Rationale: Not grading the different assignments and granting an automatic B+ for the basic work is intended to keep the focus on appreciating and learning from what each other is saying and thinking. I have found that, even when the first submissions of written assignments are excellent, angles are opened up for learning through dialogue around comments. I continue to request revision, not until a certain standard is reached, but as long as the interaction can still yield significant learning (see "Learning through dialogue around written work" in the course packet).

Additional options: 1) Alternative grading system: Students can, at the end of the semester, submit to be graded their full set of assignments and revisions. (Note: Last minute, overdue assignments cannot be added at this stage.) I will assign a grade based on the best version of each assignment.

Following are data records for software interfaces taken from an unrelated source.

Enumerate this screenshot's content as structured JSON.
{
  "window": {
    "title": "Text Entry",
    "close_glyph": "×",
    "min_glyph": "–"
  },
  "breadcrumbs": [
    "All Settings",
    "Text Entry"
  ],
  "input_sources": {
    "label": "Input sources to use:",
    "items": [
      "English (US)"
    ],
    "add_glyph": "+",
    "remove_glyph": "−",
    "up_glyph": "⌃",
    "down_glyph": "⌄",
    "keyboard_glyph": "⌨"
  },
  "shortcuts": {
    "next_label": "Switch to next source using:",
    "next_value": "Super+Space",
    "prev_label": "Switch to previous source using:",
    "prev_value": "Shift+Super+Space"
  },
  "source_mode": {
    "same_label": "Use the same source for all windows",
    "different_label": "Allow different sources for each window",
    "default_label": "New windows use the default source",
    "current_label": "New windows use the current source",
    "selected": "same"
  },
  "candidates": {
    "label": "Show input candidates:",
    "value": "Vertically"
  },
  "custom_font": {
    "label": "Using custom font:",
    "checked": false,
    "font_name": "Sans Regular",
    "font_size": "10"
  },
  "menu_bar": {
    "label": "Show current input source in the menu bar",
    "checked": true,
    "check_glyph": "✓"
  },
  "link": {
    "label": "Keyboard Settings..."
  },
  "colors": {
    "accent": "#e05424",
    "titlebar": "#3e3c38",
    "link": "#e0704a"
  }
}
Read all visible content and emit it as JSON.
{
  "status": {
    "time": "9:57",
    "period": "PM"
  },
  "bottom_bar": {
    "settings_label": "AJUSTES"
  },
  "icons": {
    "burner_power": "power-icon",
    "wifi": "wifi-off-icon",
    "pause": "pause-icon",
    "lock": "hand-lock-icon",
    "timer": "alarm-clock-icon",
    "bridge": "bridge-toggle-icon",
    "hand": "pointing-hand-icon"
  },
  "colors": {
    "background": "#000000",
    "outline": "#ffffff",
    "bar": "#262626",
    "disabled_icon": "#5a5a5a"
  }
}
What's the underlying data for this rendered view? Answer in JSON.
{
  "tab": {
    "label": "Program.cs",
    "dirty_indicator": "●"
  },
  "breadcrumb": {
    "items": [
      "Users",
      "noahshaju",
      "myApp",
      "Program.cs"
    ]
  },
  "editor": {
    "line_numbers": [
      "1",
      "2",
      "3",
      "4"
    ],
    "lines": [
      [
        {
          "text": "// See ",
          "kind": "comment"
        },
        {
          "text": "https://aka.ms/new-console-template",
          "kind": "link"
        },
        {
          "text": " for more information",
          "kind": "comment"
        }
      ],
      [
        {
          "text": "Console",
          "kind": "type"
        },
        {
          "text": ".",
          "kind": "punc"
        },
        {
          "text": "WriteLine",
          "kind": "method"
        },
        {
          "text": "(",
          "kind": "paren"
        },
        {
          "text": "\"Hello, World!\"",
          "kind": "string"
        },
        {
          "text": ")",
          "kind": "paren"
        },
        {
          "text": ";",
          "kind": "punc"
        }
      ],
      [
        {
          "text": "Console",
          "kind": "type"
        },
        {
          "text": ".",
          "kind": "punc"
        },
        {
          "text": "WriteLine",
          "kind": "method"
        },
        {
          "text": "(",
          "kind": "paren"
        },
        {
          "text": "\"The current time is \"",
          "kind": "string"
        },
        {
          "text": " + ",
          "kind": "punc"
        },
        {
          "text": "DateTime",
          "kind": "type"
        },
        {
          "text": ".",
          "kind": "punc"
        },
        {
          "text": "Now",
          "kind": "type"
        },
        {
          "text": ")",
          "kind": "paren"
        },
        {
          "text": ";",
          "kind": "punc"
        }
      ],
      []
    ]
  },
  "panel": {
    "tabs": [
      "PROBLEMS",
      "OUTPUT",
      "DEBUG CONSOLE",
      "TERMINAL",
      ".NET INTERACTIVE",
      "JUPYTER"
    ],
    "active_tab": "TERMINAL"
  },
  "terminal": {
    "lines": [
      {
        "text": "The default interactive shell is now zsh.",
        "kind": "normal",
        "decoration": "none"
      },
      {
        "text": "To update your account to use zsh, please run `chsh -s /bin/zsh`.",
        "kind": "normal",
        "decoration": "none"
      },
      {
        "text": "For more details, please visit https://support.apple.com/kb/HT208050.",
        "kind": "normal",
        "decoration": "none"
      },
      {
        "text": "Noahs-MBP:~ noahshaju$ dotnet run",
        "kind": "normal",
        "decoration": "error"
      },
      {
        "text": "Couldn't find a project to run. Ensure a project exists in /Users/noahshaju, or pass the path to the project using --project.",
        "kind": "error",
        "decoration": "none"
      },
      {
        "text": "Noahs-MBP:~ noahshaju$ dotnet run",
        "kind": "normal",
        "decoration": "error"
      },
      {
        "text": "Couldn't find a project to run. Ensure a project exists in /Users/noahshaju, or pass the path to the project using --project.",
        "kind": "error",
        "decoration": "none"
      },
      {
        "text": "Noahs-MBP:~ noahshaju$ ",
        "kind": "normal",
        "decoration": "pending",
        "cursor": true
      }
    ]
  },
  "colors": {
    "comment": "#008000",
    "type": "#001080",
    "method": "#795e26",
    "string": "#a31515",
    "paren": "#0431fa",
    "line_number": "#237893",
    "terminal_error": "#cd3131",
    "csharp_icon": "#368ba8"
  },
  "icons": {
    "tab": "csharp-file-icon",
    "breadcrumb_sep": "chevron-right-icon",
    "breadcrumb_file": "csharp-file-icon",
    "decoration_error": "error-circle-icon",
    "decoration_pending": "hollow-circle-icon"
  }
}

Similarly, grades can be requested for participation and contribution to class process. In both cases, if the grade turns out lower than under the system above, the better grade stands.

2) Half-value for unrevised assignments: Although I would rather no-one relies on this, at the end of the semester for students below the basic level, I count assignments that were submitted more or less on time, but were not resubmitted until OK/RNR, as half value. Similarly, half value is assigned when the student attends class, but was clearly unprepared.

3) There is no Pass/Fail option.

Basic course protocols/expectations

1. Make time to work on the course outside class, at least 6-7 hours/week. Preferably, set aside clear block(s) of time to do this.

2. Be responsible about course involvement (incl. pre-reading and preparation for class activities, attendance, arrival on time, discussion, contact about non-attendance and late work)--don't wait for me to check in with you. If you miss a class, arrange to find out what happened and get the handouts given out so you can be prepared to participate actively in subsequent classes.

3. Use the 80% requirement in the assessment system (see above) to drop some assignments and miss some classes when you need to accommodate to competing demands from work and life in general.

4. Read guidelines and rationales given in this course packet and in other handouts. The class meeting times are too short to explain everything (see section above on "Communication before, during, and after class").

5. Do assignments on a wordprocessor so you can revise them readily. Resubmit assignments when requested, responding to comments from me and sometimes from other students. Submit assignments and revisions on due dates, or submit a note about when you plan to do so.

6. Bring journals to every class, to draw from or write in during in-class activities.

7. Arrange WWW access and get an email address, either through UMB or a place, e.g., your local library, where you can use a web browser and access email during the week between classes.

8. Make suggestions about changes and additions to the course activities and materials. Support me as I experiment in developing this course.
Updated 3 Feb. 99